Literature and discourse relating to Multinational Corporations (MNCs) and human rights is ubiquitous with theoretical contestation on the merits and demerits of the potential harmonious existence of the two. Some argue that by virtue of the consequential results of their business operations, MNC’s have the potential to alleviate human suffering. For others, they are the cause of it.
Advocates of both perspectives draw on a mixture of factual experiences and theoretical propositions to substantiate their positions. Empirical analysis is often used to differing degrees, and with differing levels of success, to further authenticate these dichotomised positions. Diverging standpoints, when empirically endorsed, however, ensure that no coherent theory can be extrapolated and applied to specific location and circumstance. With competing views, respectively backed up by statistical data, no overarching determination can be made as to the potential effects of the economic operations of these entities.
It is suggested therefore that the trajectory of discourse should be altered so as to assess this relationship from a business perspective first, and a human rights perspective second. That is, in altering positional focus to whether or not human rights is good for business, theoretical suggestions may be legitimately substantiated in the absence of unequivocal empirical data by assessing the extent to which MNCs are in fact likely to respect human rights.
In 1996 William Meyer’s work, which supported theories that MNCs have an overall beneficial impact on both first and second generation rights in developing countries, appeared in Human Rights Quarterly.

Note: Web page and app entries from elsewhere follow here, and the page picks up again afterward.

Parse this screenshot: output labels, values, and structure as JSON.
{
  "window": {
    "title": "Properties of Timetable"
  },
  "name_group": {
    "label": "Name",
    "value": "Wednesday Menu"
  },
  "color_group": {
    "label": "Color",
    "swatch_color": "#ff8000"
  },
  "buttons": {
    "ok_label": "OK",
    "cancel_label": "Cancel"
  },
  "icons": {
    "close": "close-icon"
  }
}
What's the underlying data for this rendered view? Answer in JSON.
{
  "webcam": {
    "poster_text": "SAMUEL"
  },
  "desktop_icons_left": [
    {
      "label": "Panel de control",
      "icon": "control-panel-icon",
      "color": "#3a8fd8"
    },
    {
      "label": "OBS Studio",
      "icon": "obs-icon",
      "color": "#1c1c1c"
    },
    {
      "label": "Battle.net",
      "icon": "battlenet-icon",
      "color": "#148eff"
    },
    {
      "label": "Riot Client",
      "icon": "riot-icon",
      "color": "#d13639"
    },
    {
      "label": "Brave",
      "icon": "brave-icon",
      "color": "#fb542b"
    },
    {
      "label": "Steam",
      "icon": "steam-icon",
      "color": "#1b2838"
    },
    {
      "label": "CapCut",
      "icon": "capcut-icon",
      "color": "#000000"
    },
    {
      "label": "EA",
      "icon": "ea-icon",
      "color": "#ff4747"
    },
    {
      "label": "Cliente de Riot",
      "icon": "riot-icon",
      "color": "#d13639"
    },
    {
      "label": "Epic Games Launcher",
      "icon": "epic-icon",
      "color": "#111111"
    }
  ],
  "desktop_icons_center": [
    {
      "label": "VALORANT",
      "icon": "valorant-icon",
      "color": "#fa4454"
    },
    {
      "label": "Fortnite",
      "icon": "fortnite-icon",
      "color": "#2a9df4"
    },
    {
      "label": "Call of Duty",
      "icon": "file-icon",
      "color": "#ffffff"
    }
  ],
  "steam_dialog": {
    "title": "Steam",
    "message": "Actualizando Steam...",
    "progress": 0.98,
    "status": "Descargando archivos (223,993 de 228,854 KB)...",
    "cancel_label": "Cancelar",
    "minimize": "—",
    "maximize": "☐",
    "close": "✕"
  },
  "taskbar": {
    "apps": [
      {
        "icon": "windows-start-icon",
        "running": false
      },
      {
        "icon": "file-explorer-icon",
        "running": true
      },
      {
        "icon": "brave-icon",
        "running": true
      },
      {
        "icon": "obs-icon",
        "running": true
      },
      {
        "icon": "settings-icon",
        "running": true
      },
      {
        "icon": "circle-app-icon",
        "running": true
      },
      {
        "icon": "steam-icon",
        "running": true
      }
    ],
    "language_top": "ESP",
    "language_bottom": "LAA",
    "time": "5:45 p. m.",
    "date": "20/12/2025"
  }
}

Using Data from Freedom House and the Commerce Department, and while acknowledging that MNCs have at times had a detrimental effect on human rights, Meyer argued that civil and political rights, and economic, social and cultural rights, correlate positively with Direct Foreign Investment (DFI).
In contradistinction to Meyers claims, however, and using data from Amnesty International, the State Department and the World Bank, Smith et al. responded that MNC’s have in fact a negative impact on human rights.
Both positions derive from a determination to substantiate theoretical claims relating to diverging positions on, not only existing relationships, but equally of the potential results of that mutual existence. Both constitute therefore, empirical evidence on previously enunciated theoretical claims relating to the relationship of business and human rights generally. The intention of this paper is to alter positional focus on theoretical positions relating to the pros and cons of business for human rights, and subsequent empirical investigations, to a position which questions.
Yet as Meyer, responding to Smith et al. concedes, ‘[n]either study can be used to support a claim that MNCs are always positive, or always negative, in relation to human rights’. This is largely a result of the fact that ‘[t]he fundamental problem with Meyer’s approach [or smith et al.s] is that …[they]… cannot distinguish between MNCs that do, in fact, promote human rights and those which, in fact, do not.
’Therefore, when scholars such as Jack Donnelly assert that ‘[i]f business involvement is justified in part because it helps human rights, we can legitimately ask for concrete evidence of that help,’what is likely to surface is not in fact unequivocal evidence relating to the realities of this co-existence, but rather the selective inclusion of data which supports one’s particular position: Empiricism is in fact an illusion.
Engines of Development Thesis
[ 1 ]. Meyer, W.H. 1996. ‘Human Rights and MNCs: Theory Versus Quantitative Analysis’, Human Rights Quarterly 18(2), 368-397. [ 2 ]. Smith, J., Bolyard, M., and Ippolito, A. 1999. ‘Human Rights and the Global Economy: A Response to Meyer’, 21 Human Rights Quarterly 207. [ 3 ]. Meyer, W.H. 1999. ‘Confirming, Infirming, and ‘Falsifying’ Theories of Human Rights: Reflections on Smith, Bolyard, and Ippolito Through the Lens of Lakatos’,Human Rights Quarterly 21(1), 220-228. [ 4 ].
Winston, M.E. ‘Multinational Corporations and Human Rights’, Address at the Mobil Corporation World Affairs Meeting (6 June 1996) cited in Meyer note 25. [ 5 ]. Donnelly, J. International Human Rights (2nd ed. 1998).